How to complete this task -
Once the pictures are removed, restate the listing word for word.

Data for the task -
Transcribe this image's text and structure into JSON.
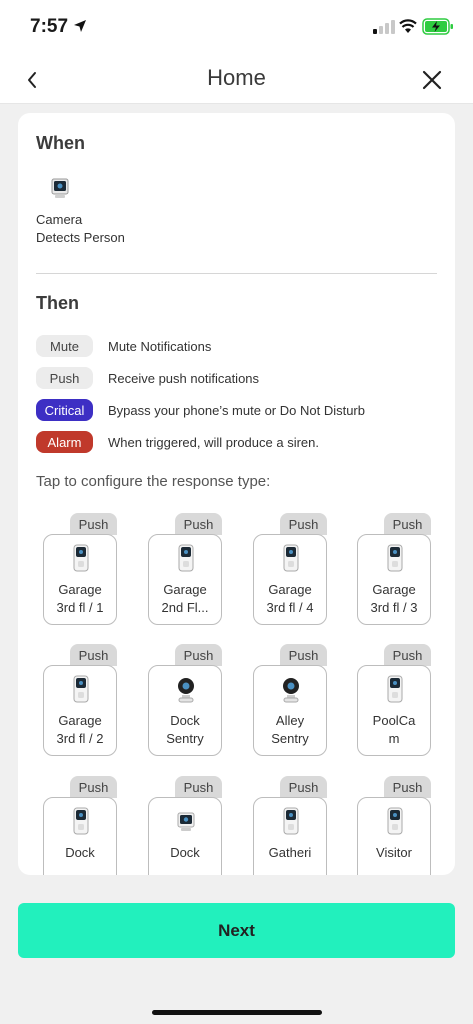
{
  "status_bar": {
    "time": "7:57"
  },
  "nav": {
    "title": "Home"
  },
  "when": {
    "title": "When",
    "trigger_line1": "Camera",
    "trigger_line2": "Detects Person"
  },
  "then": {
    "title": "Then",
    "legend": [
      {
        "tag": "Mute",
        "desc": "Mute Notifications",
        "color": "#ececec"
      },
      {
        "tag": "Push",
        "desc": "Receive push notifications",
        "color": "#ececec"
      },
      {
        "tag": "Critical",
        "desc": "Bypass your phone’s mute or Do Not Disturb",
        "color": "#3d2fc4"
      },
      {
        "tag": "Alarm",
        "desc": "When triggered, will produce a siren.",
        "color": "#c0392b"
      }
    ],
    "hint": "Tap to configure the response type:"
  },
  "devices": [
    {
      "badge": "Push",
      "line1": "Garage",
      "line2": "3rd fl / 1",
      "icon": "doorbell-icon"
    },
    {
      "badge": "Push",
      "line1": "Garage",
      "line2": "2nd Fl...",
      "icon": "doorbell-icon"
    },
    {
      "badge": "Push",
      "line1": "Garage",
      "line2": "3rd fl / 4",
      "icon": "doorbell-icon"
    },
    {
      "badge": "Push",
      "line1": "Garage",
      "line2": "3rd fl / 3",
      "icon": "doorbell-icon"
    },
    {
      "badge": "Push",
      "line1": "Garage",
      "line2": "3rd fl / 2",
      "icon": "doorbell-icon"
    },
    {
      "badge": "Push",
      "line1": "Dock",
      "line2": "Sentry",
      "icon": "cam-pan-icon"
    },
    {
      "badge": "Push",
      "line1": "Alley",
      "line2": "Sentry",
      "icon": "cam-pan-icon"
    },
    {
      "badge": "Push",
      "line1": "PoolCa",
      "line2": "m",
      "icon": "doorbell-icon"
    },
    {
      "badge": "Push",
      "line1": "Dock",
      "line2": "",
      "icon": "doorbell-icon"
    },
    {
      "badge": "Push",
      "line1": "Dock",
      "line2": "",
      "icon": "camera-icon"
    },
    {
      "badge": "Push",
      "line1": "Gatheri",
      "line2": "",
      "icon": "doorbell-icon"
    },
    {
      "badge": "Push",
      "line1": "Visitor",
      "line2": "",
      "icon": "doorbell-icon"
    }
  ],
  "footer": {
    "next_label": "Next",
    "accent": "#22f0bd"
  }
}
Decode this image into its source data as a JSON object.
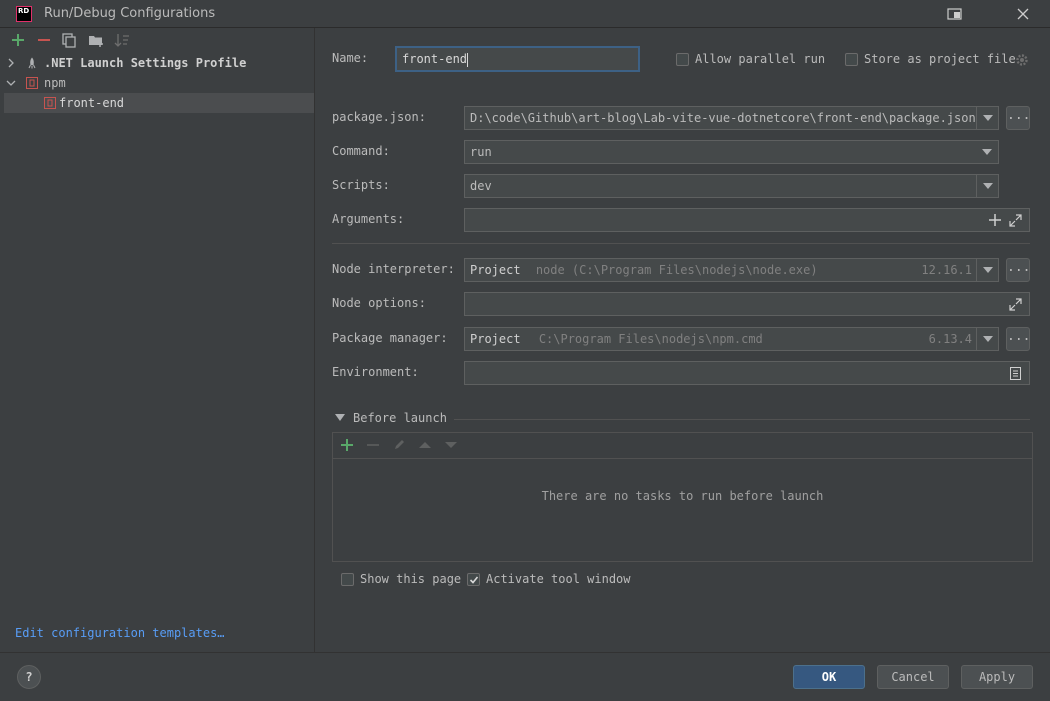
{
  "window": {
    "title": "Run/Debug Configurations",
    "logo_text": "RD"
  },
  "tree": {
    "items": [
      {
        "label": ".NET Launch Settings Profile"
      },
      {
        "label": "npm"
      },
      {
        "label": "front-end"
      }
    ]
  },
  "edit_templates_link": "Edit configuration templates…",
  "form": {
    "name_label": "Name:",
    "name_value": "front-end",
    "allow_parallel_label": "Allow parallel run",
    "store_as_project_label": "Store as project file",
    "package_json_label": "package.json:",
    "package_json_value": "D:\\code\\Github\\art-blog\\Lab-vite-vue-dotnetcore\\front-end\\package.json",
    "command_label": "Command:",
    "command_value": "run",
    "scripts_label": "Scripts:",
    "scripts_value": "dev",
    "arguments_label": "Arguments:",
    "node_interpreter_label": "Node interpreter:",
    "node_interpreter_prefix": "Project",
    "node_interpreter_path": "node (C:\\Program Files\\nodejs\\node.exe)",
    "node_interpreter_version": "12.16.1",
    "node_options_label": "Node options:",
    "package_manager_label": "Package manager:",
    "package_manager_prefix": "Project",
    "package_manager_path": "C:\\Program Files\\nodejs\\npm.cmd",
    "package_manager_version": "6.13.4",
    "environment_label": "Environment:",
    "dots": "..."
  },
  "before_launch": {
    "title": "Before launch",
    "empty_text": "There are no tasks to run before launch"
  },
  "options": {
    "show_this_page_label": "Show this page",
    "show_this_page_checked": false,
    "activate_tool_window_label": "Activate tool window",
    "activate_tool_window_checked": true
  },
  "footer": {
    "help_label": "?",
    "ok_label": "OK",
    "cancel_label": "Cancel",
    "apply_label": "Apply"
  },
  "colors": {
    "accent": "#365880",
    "add_green": "#59a869",
    "remove_red": "#c75450",
    "link": "#589df6"
  }
}
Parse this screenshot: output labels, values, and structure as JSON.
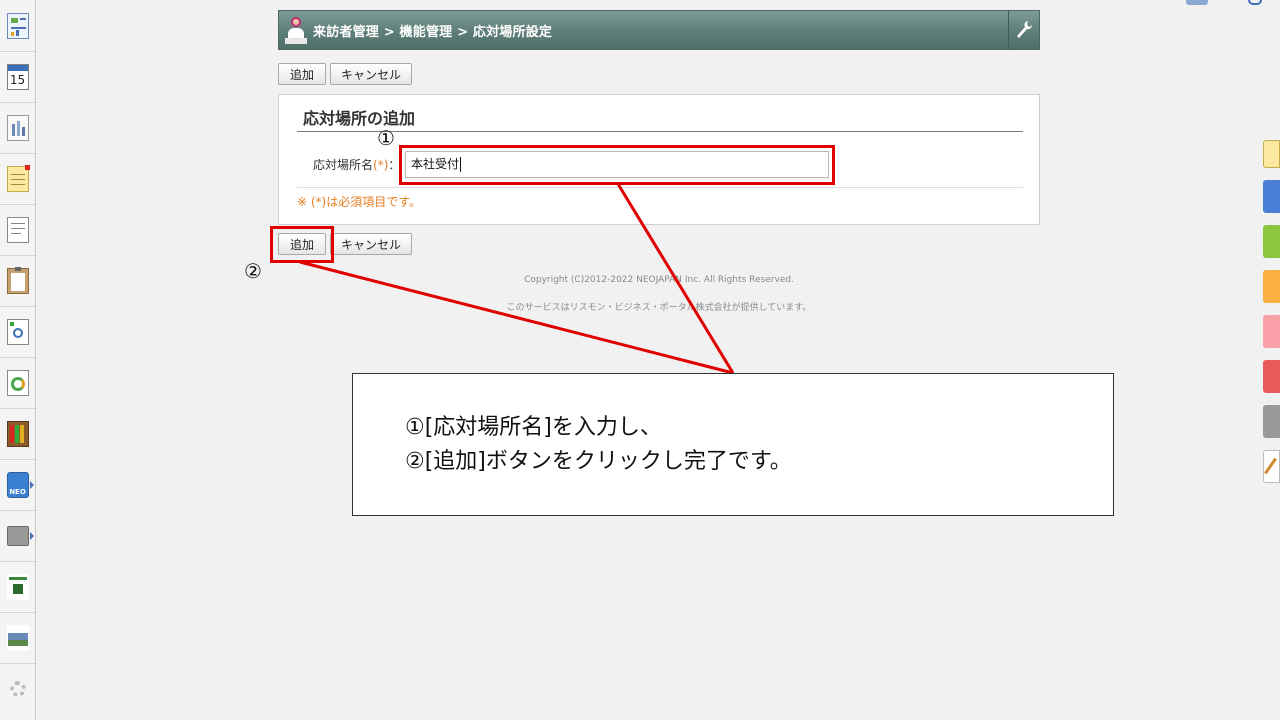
{
  "header": {
    "breadcrumb": "来訪者管理 > 機能管理 > 応対場所設定"
  },
  "toolbar_top": {
    "add_label": "追加",
    "cancel_label": "キャンセル"
  },
  "form": {
    "title": "応対場所の追加",
    "field_label": "応対場所名",
    "required_mark": "(*)",
    "field_sep": "：",
    "field_value": "本社受付",
    "required_note": "※ (*)は必須項目です。"
  },
  "toolbar_bottom": {
    "add_label": "追加",
    "cancel_label": "キャンセル"
  },
  "footer": {
    "copyright": "Copyright (C)2012-2022 NEOJAPAN Inc. All Rights Reserved.",
    "provider": "このサービスはリスモン・ビジネス・ポータル株式会社が提供しています。"
  },
  "annotations": {
    "marker_1": "①",
    "marker_2": "②",
    "callout_line_1": "①[応対場所名]を入力し、",
    "callout_line_2": "②[追加]ボタンをクリックし完了です。"
  },
  "sidebar": {
    "items": [
      {
        "icon": "portal-icon"
      },
      {
        "icon": "calendar-icon",
        "text": "15"
      },
      {
        "icon": "facility-icon"
      },
      {
        "icon": "memo-icon"
      },
      {
        "icon": "document-icon"
      },
      {
        "icon": "clipboard-icon"
      },
      {
        "icon": "search-doc-icon"
      },
      {
        "icon": "recycle-doc-icon"
      },
      {
        "icon": "cabinet-icon"
      },
      {
        "icon": "neo-icon",
        "text": "NEO"
      },
      {
        "icon": "folder-icon"
      },
      {
        "icon": "tanomaru-icon"
      },
      {
        "icon": "landscape-icon"
      },
      {
        "icon": "settings-icon"
      }
    ]
  },
  "colors": {
    "header": "#5c7c76",
    "highlight": "#e00000",
    "required": "#e67e22"
  }
}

Task output -
Transcribe this image's text and structure into JSON.
{
  "status_bar": {
    "time": "7:57"
  },
  "nav": {
    "title": "Home"
  },
  "when": {
    "title": "When",
    "trigger_line1": "Camera",
    "trigger_line2": "Detects Person"
  },
  "then": {
    "title": "Then",
    "legend": [
      {
        "tag": "Mute",
        "desc": "Mute Notifications",
        "color": "#ececec"
      },
      {
        "tag": "Push",
        "desc": "Receive push notifications",
        "color": "#ececec"
      },
      {
        "tag": "Critical",
        "desc": "Bypass your phone’s mute or Do Not Disturb",
        "color": "#3d2fc4"
      },
      {
        "tag": "Alarm",
        "desc": "When triggered, will produce a siren.",
        "color": "#c0392b"
      }
    ],
    "hint": "Tap to configure the response type:"
  },
  "devices": [
    {
      "badge": "Push",
      "line1": "Garage",
      "line2": "3rd fl / 1",
      "icon": "doorbell-icon"
    },
    {
      "badge": "Push",
      "line1": "Garage",
      "line2": "2nd Fl...",
      "icon": "doorbell-icon"
    },
    {
      "badge": "Push",
      "line1": "Garage",
      "line2": "3rd fl / 4",
      "icon": "doorbell-icon"
    },
    {
      "badge": "Push",
      "line1": "Garage",
      "line2": "3rd fl / 3",
      "icon": "doorbell-icon"
    },
    {
      "badge": "Push",
      "line1": "Garage",
      "line2": "3rd fl / 2",
      "icon": "doorbell-icon"
    },
    {
      "badge": "Push",
      "line1": "Dock",
      "line2": "Sentry",
      "icon": "cam-pan-icon"
    },
    {
      "badge": "Push",
      "line1": "Alley",
      "line2": "Sentry",
      "icon": "cam-pan-icon"
    },
    {
      "badge": "Push",
      "line1": "PoolCa",
      "line2": "m",
      "icon": "doorbell-icon"
    },
    {
      "badge": "Push",
      "line1": "Dock",
      "line2": "",
      "icon": "doorbell-icon"
    },
    {
      "badge": "Push",
      "line1": "Dock",
      "line2": "",
      "icon": "camera-icon"
    },
    {
      "badge": "Push",
      "line1": "Gatheri",
      "line2": "",
      "icon": "doorbell-icon"
    },
    {
      "badge": "Push",
      "line1": "Visitor",
      "line2": "",
      "icon": "doorbell-icon"
    }
  ],
  "footer": {
    "next_label": "Next",
    "accent": "#22f0bd"
  }
}
Decode this image into its source data as a JSON object.
{
  "window": {
    "title": "Run/Debug Configurations",
    "logo_text": "RD"
  },
  "tree": {
    "items": [
      {
        "label": ".NET Launch Settings Profile"
      },
      {
        "label": "npm"
      },
      {
        "label": "front-end"
      }
    ]
  },
  "edit_templates_link": "Edit configuration templates…",
  "form": {
    "name_label": "Name:",
    "name_value": "front-end",
    "allow_parallel_label": "Allow parallel run",
    "store_as_project_label": "Store as project file",
    "package_json_label": "package.json:",
    "package_json_value": "D:\\code\\Github\\art-blog\\Lab-vite-vue-dotnetcore\\front-end\\package.json",
    "command_label": "Command:",
    "command_value": "run",
    "scripts_label": "Scripts:",
    "scripts_value": "dev",
    "arguments_label": "Arguments:",
    "node_interpreter_label": "Node interpreter:",
    "node_interpreter_prefix": "Project",
    "node_interpreter_path": "node (C:\\Program Files\\nodejs\\node.exe)",
    "node_interpreter_version": "12.16.1",
    "node_options_label": "Node options:",
    "package_manager_label": "Package manager:",
    "package_manager_prefix": "Project",
    "package_manager_path": "C:\\Program Files\\nodejs\\npm.cmd",
    "package_manager_version": "6.13.4",
    "environment_label": "Environment:",
    "dots": "..."
  },
  "before_launch": {
    "title": "Before launch",
    "empty_text": "There are no tasks to run before launch"
  },
  "options": {
    "show_this_page_label": "Show this page",
    "show_this_page_checked": false,
    "activate_tool_window_label": "Activate tool window",
    "activate_tool_window_checked": true
  },
  "footer": {
    "help_label": "?",
    "ok_label": "OK",
    "cancel_label": "Cancel",
    "apply_label": "Apply"
  },
  "colors": {
    "accent": "#365880",
    "add_green": "#59a869",
    "remove_red": "#c75450",
    "link": "#589df6"
  }
}
Parse this screenshot: output labels, values, and structure as JSON.
{
  "header": {
    "breadcrumb": "来訪者管理 > 機能管理 > 応対場所設定"
  },
  "toolbar_top": {
    "add_label": "追加",
    "cancel_label": "キャンセル"
  },
  "form": {
    "title": "応対場所の追加",
    "field_label": "応対場所名",
    "required_mark": "(*)",
    "field_sep": "：",
    "field_value": "本社受付",
    "required_note": "※ (*)は必須項目です。"
  },
  "toolbar_bottom": {
    "add_label": "追加",
    "cancel_label": "キャンセル"
  },
  "footer": {
    "copyright": "Copyright (C)2012-2022 NEOJAPAN Inc. All Rights Reserved.",
    "provider": "このサービスはリスモン・ビジネス・ポータル株式会社が提供しています。"
  },
  "annotations": {
    "marker_1": "①",
    "marker_2": "②",
    "callout_line_1": "①[応対場所名]を入力し、",
    "callout_line_2": "②[追加]ボタンをクリックし完了です。"
  },
  "sidebar": {
    "items": [
      {
        "icon": "portal-icon"
      },
      {
        "icon": "calendar-icon",
        "text": "15"
      },
      {
        "icon": "facility-icon"
      },
      {
        "icon": "memo-icon"
      },
      {
        "icon": "document-icon"
      },
      {
        "icon": "clipboard-icon"
      },
      {
        "icon": "search-doc-icon"
      },
      {
        "icon": "recycle-doc-icon"
      },
      {
        "icon": "cabinet-icon"
      },
      {
        "icon": "neo-icon",
        "text": "NEO"
      },
      {
        "icon": "folder-icon"
      },
      {
        "icon": "tanomaru-icon"
      },
      {
        "icon": "landscape-icon"
      },
      {
        "icon": "settings-icon"
      }
    ]
  },
  "colors": {
    "header": "#5c7c76",
    "highlight": "#e00000",
    "required": "#e67e22"
  }
}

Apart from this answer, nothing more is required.